* _What the exercise asks_: Restate the data below word for word, leaving nothing out.

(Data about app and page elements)
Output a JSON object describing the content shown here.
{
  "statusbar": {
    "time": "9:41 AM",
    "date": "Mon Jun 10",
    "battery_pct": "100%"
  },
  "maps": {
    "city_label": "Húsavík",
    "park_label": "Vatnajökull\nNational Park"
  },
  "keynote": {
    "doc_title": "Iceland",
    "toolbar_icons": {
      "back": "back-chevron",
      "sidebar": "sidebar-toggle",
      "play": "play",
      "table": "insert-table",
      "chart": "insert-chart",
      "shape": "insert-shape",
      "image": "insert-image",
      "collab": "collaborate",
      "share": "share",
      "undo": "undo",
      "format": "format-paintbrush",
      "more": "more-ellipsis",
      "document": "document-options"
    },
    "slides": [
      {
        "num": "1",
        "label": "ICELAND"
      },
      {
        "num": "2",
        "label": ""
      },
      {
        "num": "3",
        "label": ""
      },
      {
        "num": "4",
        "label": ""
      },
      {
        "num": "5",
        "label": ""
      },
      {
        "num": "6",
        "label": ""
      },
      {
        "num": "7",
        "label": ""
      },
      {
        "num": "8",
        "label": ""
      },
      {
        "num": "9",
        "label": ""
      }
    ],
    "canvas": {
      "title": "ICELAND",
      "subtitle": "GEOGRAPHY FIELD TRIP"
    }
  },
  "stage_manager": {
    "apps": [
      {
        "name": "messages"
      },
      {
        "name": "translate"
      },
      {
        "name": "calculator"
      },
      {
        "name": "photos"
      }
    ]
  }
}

* _Exercise solution_:
Output a JSON object describing the content shown here.
{
  "statusbar": {
    "time": "9:41 AM",
    "date": "Mon Jun 10",
    "battery_pct": "100%"
  },
  "maps": {
    "city_label": "Húsavík",
    "park_label": "Vatnajökull\nNational Park"
  },
  "keynote": {
    "doc_title": "Iceland",
    "toolbar_icons": {
      "back": "back-chevron",
      "sidebar": "sidebar-toggle",
      "play": "play",
      "table": "insert-table",
      "chart": "insert-chart",
      "shape": "insert-shape",
      "image": "insert-image",
      "collab": "collaborate",
      "share": "share",
      "undo": "undo",
      "format": "format-paintbrush",
      "more": "more-ellipsis",
      "document": "document-options"
    },
    "slides": [
      {
        "num": "1",
        "label": "ICELAND"
      },
      {
        "num": "2",
        "label": ""
      },
      {
        "num": "3",
        "label": ""
      },
      {
        "num": "4",
        "label": ""
      },
      {
        "num": "5",
        "label": ""
      },
      {
        "num": "6",
        "label": ""
      },
      {
        "num": "7",
        "label": ""
      },
      {
        "num": "8",
        "label": ""
      },
      {
        "num": "9",
        "label": ""
      }
    ],
    "canvas": {
      "title": "ICELAND",
      "subtitle": "GEOGRAPHY FIELD TRIP"
    }
  },
  "stage_manager": {
    "apps": [
      {
        "name": "messages"
      },
      {
        "name": "translate"
      },
      {
        "name": "calculator"
      },
      {
        "name": "photos"
      }
    ]
  }
}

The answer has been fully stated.